**Dataset entries**
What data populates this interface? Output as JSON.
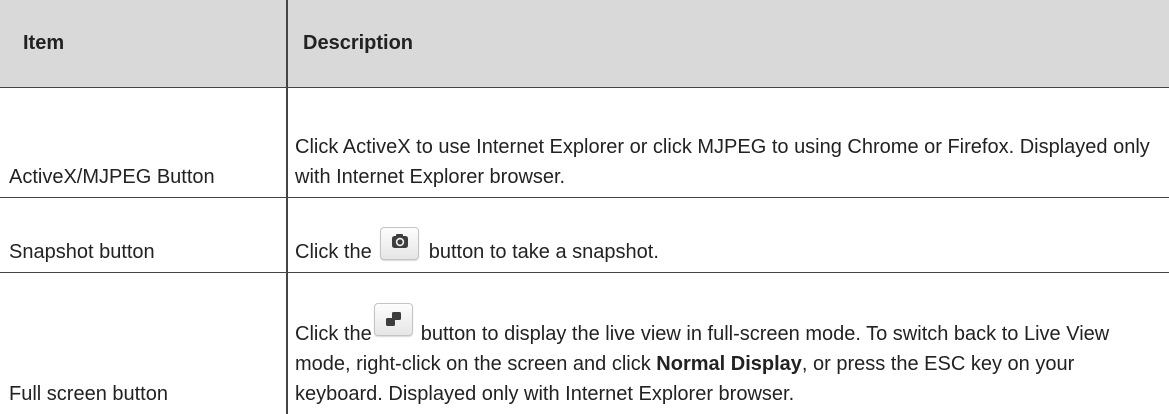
{
  "table": {
    "headers": {
      "item": "Item",
      "description": "Description"
    },
    "rows": [
      {
        "item": "ActiveX/MJPEG Button",
        "description": "Click ActiveX to use Internet Explorer or click MJPEG to using Chrome or Firefox. Displayed only with Internet Explorer browser."
      },
      {
        "item": "Snapshot button",
        "description_before": "Click the",
        "description_icon": "camera-icon",
        "description_after": "button to take a snapshot."
      },
      {
        "item": "Full screen button",
        "description_before": "Click the",
        "description_icon": "fullscreen-icon",
        "description_mid": "button to display the live view in full-screen mode. To switch back to Live View mode, right-click on the screen and click",
        "description_bold": "Normal Display",
        "description_after": ", or press the ESC key on your keyboard. Displayed only with Internet Explorer browser."
      }
    ]
  }
}
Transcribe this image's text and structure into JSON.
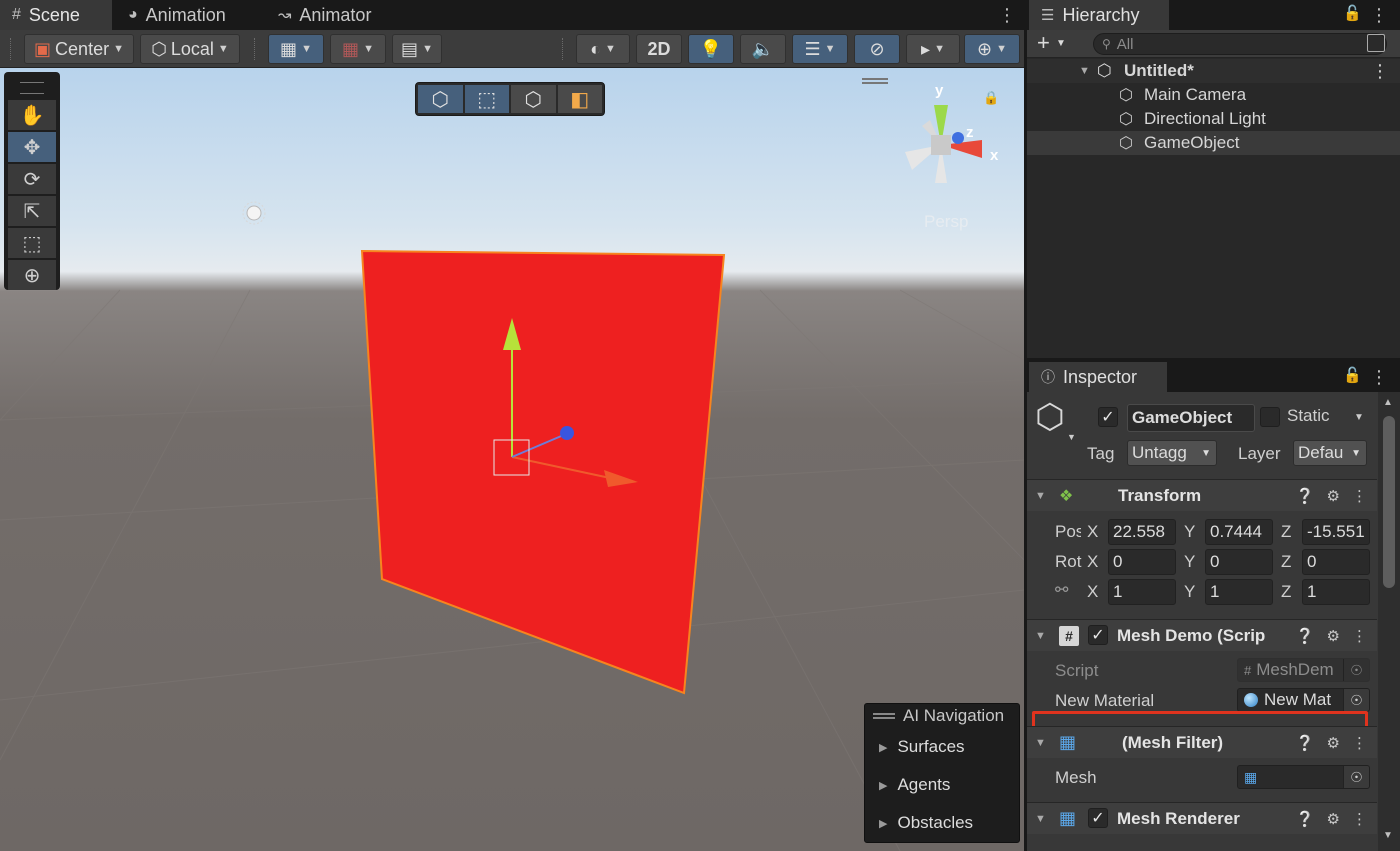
{
  "scene": {
    "tabs": [
      {
        "label": "Scene",
        "icon": "grid-hash-icon"
      },
      {
        "label": "Animation",
        "icon": "animation-clock-icon"
      },
      {
        "label": "Animator",
        "icon": "animator-icon"
      }
    ],
    "toolbar": {
      "pivot_mode": "Center",
      "pivot_rotation": "Local",
      "mode_2d": "2D"
    },
    "view_label": "Persp",
    "gizmo_axes": {
      "y": "y",
      "z": "z",
      "x": "x"
    },
    "ai_navigation": {
      "title": "AI Navigation",
      "items": [
        "Surfaces",
        "Agents",
        "Obstacles"
      ]
    },
    "colors": {
      "plane": "#ee2020",
      "plane_outline": "#f7841f",
      "selection": "#46607c"
    }
  },
  "hierarchy": {
    "tab_label": "Hierarchy",
    "search_placeholder": "All",
    "scene_name": "Untitled*",
    "items": [
      "Main Camera",
      "Directional Light",
      "GameObject"
    ],
    "selected": "GameObject"
  },
  "inspector": {
    "tab_label": "Inspector",
    "object_name": "GameObject",
    "static_label": "Static",
    "tag_label": "Tag",
    "tag_value": "Untagg",
    "layer_label": "Layer",
    "layer_value": "Defau",
    "transform": {
      "title": "Transform",
      "pos_label": "Pos",
      "rot_label": "Rot",
      "position": {
        "x": "22.558",
        "y": "0.7444",
        "z": "-15.551"
      },
      "rotation": {
        "x": "0",
        "y": "0",
        "z": "0"
      },
      "scale": {
        "x": "1",
        "y": "1",
        "z": "1"
      }
    },
    "axis_labels": {
      "x": "X",
      "y": "Y",
      "z": "Z"
    },
    "mesh_demo": {
      "title": "Mesh Demo (Scrip",
      "script_label": "Script",
      "script_value": "MeshDem",
      "material_label": "New Material",
      "material_value": "New Mat"
    },
    "mesh_filter": {
      "title": "(Mesh Filter)",
      "mesh_label": "Mesh",
      "mesh_value": ""
    },
    "mesh_renderer": {
      "title": "Mesh Renderer"
    }
  }
}
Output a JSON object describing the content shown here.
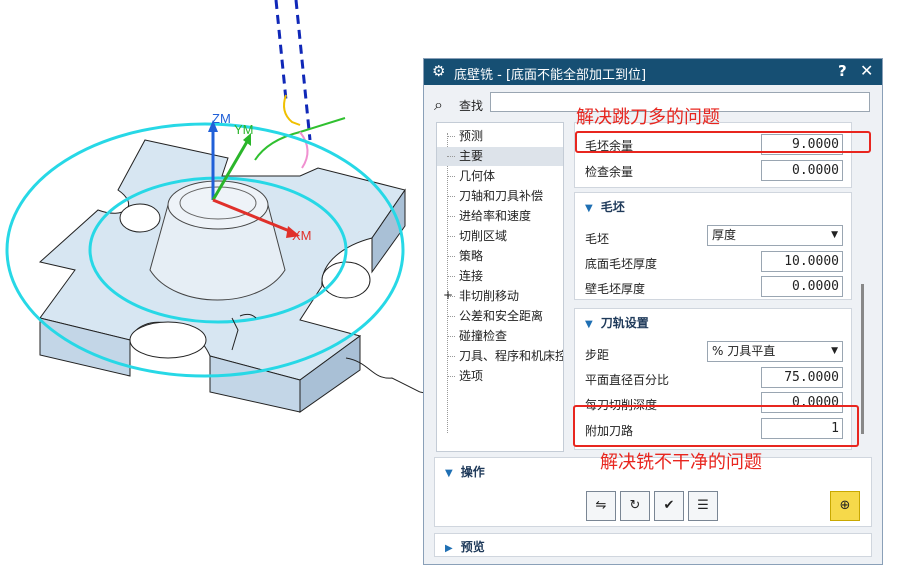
{
  "viewport": {
    "axis_labels": {
      "zm": "ZM",
      "ym": "YM",
      "xm": "XM"
    },
    "colors": {
      "wcs_ring": "#27d8e6",
      "part_fill": "#d7e6f2",
      "zm_axis": "#2060d8",
      "ym_axis": "#2ab52a",
      "xm_axis": "#e0302a"
    }
  },
  "dialog": {
    "title": "底壁铣 - [底面不能全部加工到位]",
    "gear_icon": "gear-icon",
    "help_label": "?",
    "close_label": "✕",
    "find": {
      "label": "查找",
      "icon": "binoculars-icon",
      "value": ""
    },
    "tree_items": [
      "预测",
      "主要",
      "几何体",
      "刀轴和刀具补偿",
      "进给率和速度",
      "切削区域",
      "策略",
      "连接",
      "非切削移动",
      "公差和安全距离",
      "碰撞检查",
      "刀具、程序和机床控制",
      "选项"
    ],
    "tree_selected_index": 1,
    "tree_expand_sign": "+",
    "allowance": {
      "blank_allowance_label": "毛坯余量",
      "blank_allowance_value": "9.0000",
      "check_allowance_label": "检查余量",
      "check_allowance_value": "0.0000"
    },
    "blank_section": {
      "title": "毛坯",
      "blank_label": "毛坯",
      "blank_value": "厚度",
      "bottom_thickness_label": "底面毛坯厚度",
      "bottom_thickness_value": "10.0000",
      "wall_thickness_label": "壁毛坯厚度",
      "wall_thickness_value": "0.0000"
    },
    "path_section": {
      "title": "刀轨设置",
      "stepover_label": "步距",
      "stepover_value": "% 刀具平直",
      "diameter_pct_label": "平面直径百分比",
      "diameter_pct_value": "75.0000",
      "depth_per_cut_label": "每刀切削深度",
      "depth_per_cut_value": "0.0000",
      "extra_passes_label": "附加刀路",
      "extra_passes_value": "1"
    },
    "actions": {
      "title": "操作",
      "buttons": [
        "generate-icon",
        "replay-icon",
        "verify-icon",
        "list-icon",
        "display-icon"
      ]
    },
    "preview": {
      "title": "预览"
    }
  },
  "annotations": {
    "top_note": "解决跳刀多的问题",
    "bottom_note": "解决铣不干净的问题",
    "color": "#e8261f"
  }
}
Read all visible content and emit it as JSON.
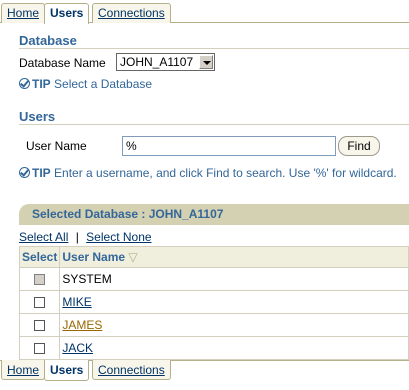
{
  "tabs": [
    {
      "label": "Home",
      "active": false
    },
    {
      "label": "Users",
      "active": true
    },
    {
      "label": "Connections",
      "active": false
    }
  ],
  "database_section": {
    "title": "Database",
    "field_label": "Database Name",
    "selected_value": "JOHN_A1107",
    "tip_label": "TIP",
    "tip_text": "Select a Database"
  },
  "users_section": {
    "title": "Users",
    "field_label": "User Name",
    "input_value": "%",
    "find_button": "Find",
    "tip_label": "TIP",
    "tip_text": "Enter a username, and click Find to search. Use '%' for wildcard."
  },
  "results": {
    "header": "Selected Database : JOHN_A1107",
    "select_all": "Select All",
    "separator": "|",
    "select_none": "Select None",
    "columns": [
      "Select",
      "User Name"
    ],
    "sort_indicator": "▽",
    "rows": [
      {
        "name": "SYSTEM",
        "link": false,
        "selectable": false
      },
      {
        "name": "MIKE",
        "link": true,
        "selectable": true
      },
      {
        "name": "JAMES",
        "link": true,
        "selectable": true
      },
      {
        "name": "JACK",
        "link": true,
        "selectable": true
      }
    ]
  },
  "colors": {
    "accent": "#336699",
    "tab_border": "#b5b08c",
    "table_bar": "#d4d0b2",
    "link_visited": "#996600"
  }
}
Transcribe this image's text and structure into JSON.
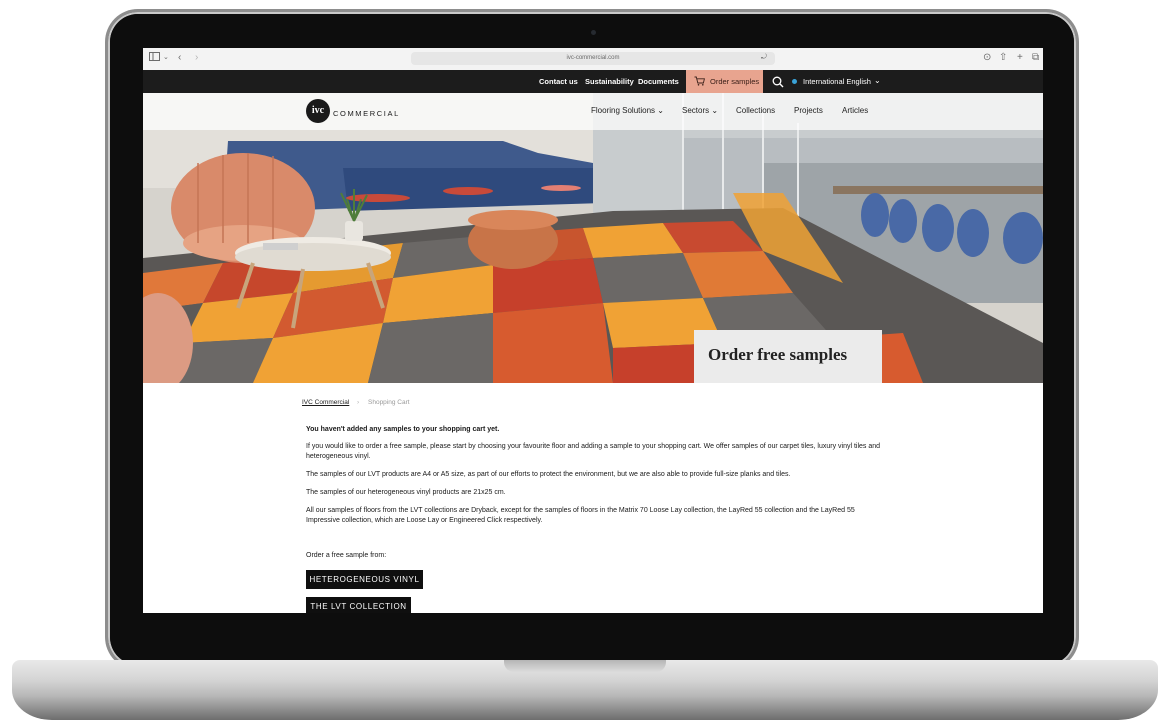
{
  "browser": {
    "url": "ivc-commercial.com"
  },
  "topnav": {
    "links": [
      "Contact us",
      "Sustainability",
      "Documents"
    ],
    "order_samples": "Order samples",
    "language": "International English"
  },
  "brand": {
    "logo_mark": "ivc",
    "logo_text": "COMMERCIAL"
  },
  "mainnav": {
    "items": [
      "Flooring Solutions",
      "Sectors",
      "Collections",
      "Projects",
      "Articles"
    ]
  },
  "hero": {
    "cta": "Order free samples"
  },
  "breadcrumb": {
    "home": "IVC Commercial",
    "sep": "›",
    "current": "Shopping Cart"
  },
  "content": {
    "heading": "You haven't added any samples to your shopping cart yet.",
    "p1": "If you would like to order a free sample, please start by choosing your favourite floor and adding a sample to your shopping cart. We offer samples of our carpet tiles, luxury vinyl tiles and heterogeneous vinyl.",
    "p2": "The samples of our LVT products are A4 or A5 size, as part of our efforts to protect the environment, but we are also able to provide full-size planks and tiles.",
    "p3": "The samples of our heterogeneous vinyl products are 21x25 cm.",
    "p4": "All our samples of floors from the LVT collections are Dryback, except for the samples of floors in the Matrix 70 Loose Lay collection, the LayRed 55 collection and the LayRed 55 Impressive collection, which are Loose Lay or Engineered Click respectively.",
    "order_label": "Order a free sample from:",
    "btn1": "HETEROGENEOUS VINYL",
    "btn2": "THE LVT COLLECTION"
  },
  "colors": {
    "accent": "#e8a48f",
    "dark": "#1c1c1c"
  }
}
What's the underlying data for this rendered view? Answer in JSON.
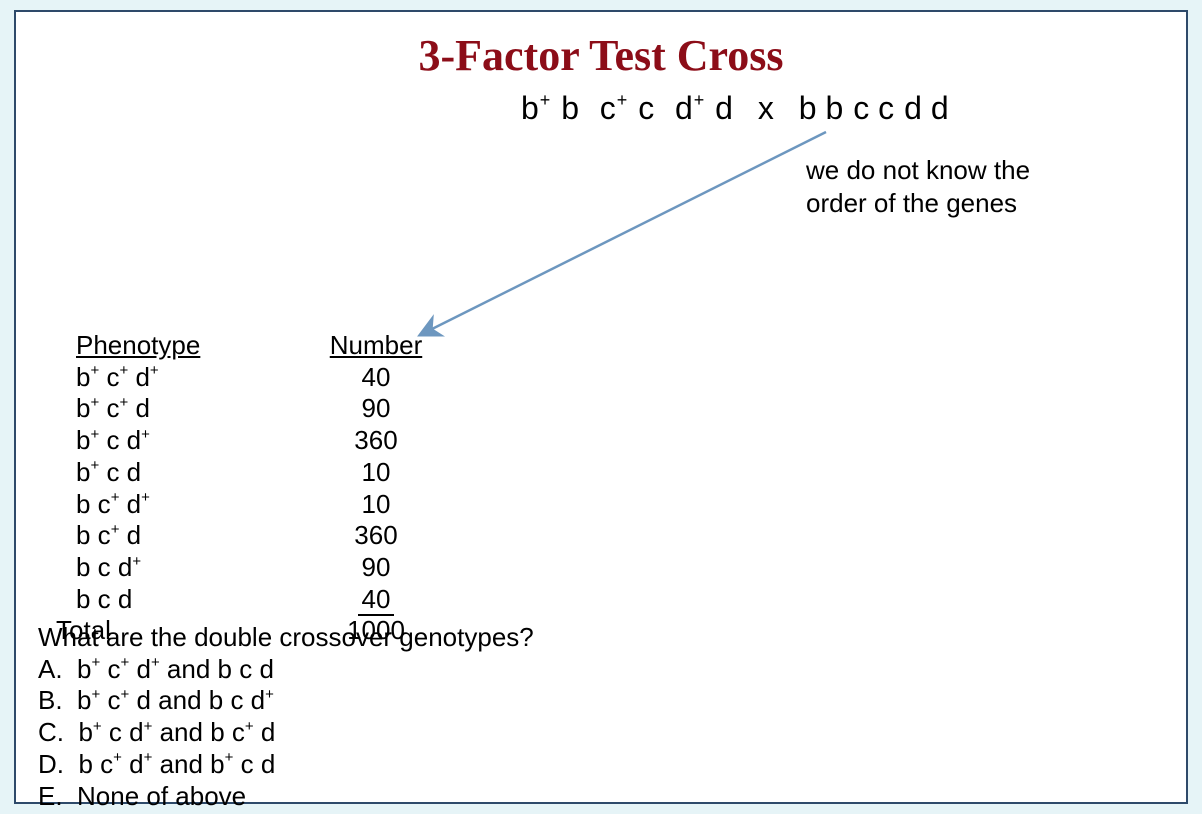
{
  "title": "3-Factor Test Cross",
  "cross": {
    "het": {
      "b": "b",
      "bplus": "+",
      "c": "c",
      "cplus": "+",
      "d": "d",
      "dplus": "+"
    },
    "x": "x",
    "hom": {
      "bb": "b b",
      "cc": "c c",
      "dd": "d d"
    }
  },
  "note_line1": "we do not know the",
  "note_line2": "order of the genes",
  "table": {
    "hdr_pheno": "Phenotype",
    "hdr_num": "Number",
    "rows": [
      {
        "pheno_html": "b<sup>+</sup> c<sup>+</sup> d<sup>+</sup>",
        "num": "40"
      },
      {
        "pheno_html": "b<sup>+</sup> c<sup>+</sup> d",
        "num": "90"
      },
      {
        "pheno_html": "b<sup>+</sup> c d<sup>+</sup>",
        "num": "360"
      },
      {
        "pheno_html": "b<sup>+</sup> c d",
        "num": "10"
      },
      {
        "pheno_html": "b c<sup>+</sup> d<sup>+</sup>",
        "num": "10"
      },
      {
        "pheno_html": "b c<sup>+</sup> d",
        "num": "360"
      },
      {
        "pheno_html": "b c d<sup>+</sup>",
        "num": "90"
      },
      {
        "pheno_html": "b c d",
        "num": "40"
      }
    ],
    "total_label": "Total",
    "total_value": "1000"
  },
  "question": {
    "prompt": "What are the double crossover genotypes?",
    "options": [
      {
        "key": "A.",
        "html": "b<sup>+</sup> c<sup>+</sup> d<sup>+</sup> and b c d"
      },
      {
        "key": "B.",
        "html": "b<sup>+</sup> c<sup>+</sup> d and b c d<sup>+</sup>"
      },
      {
        "key": "C.",
        "html": "b<sup>+</sup> c d<sup>+</sup> and b c<sup>+</sup> d"
      },
      {
        "key": "D.",
        "html": "b c<sup>+</sup> d<sup>+</sup> and b<sup>+</sup> c d"
      },
      {
        "key": "E.",
        "html": "None of above"
      }
    ]
  }
}
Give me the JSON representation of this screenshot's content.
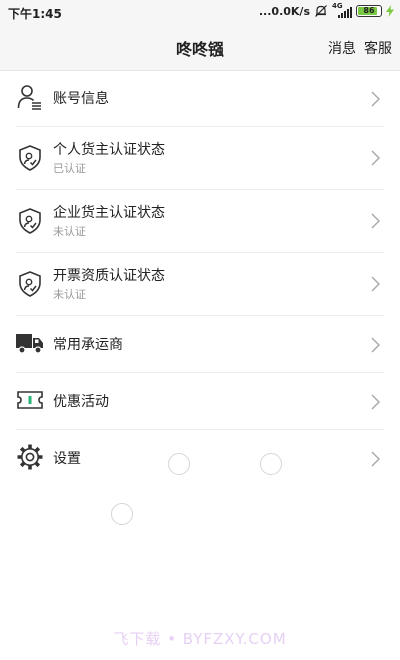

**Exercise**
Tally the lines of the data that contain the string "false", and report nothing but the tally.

**Exercise answer**
4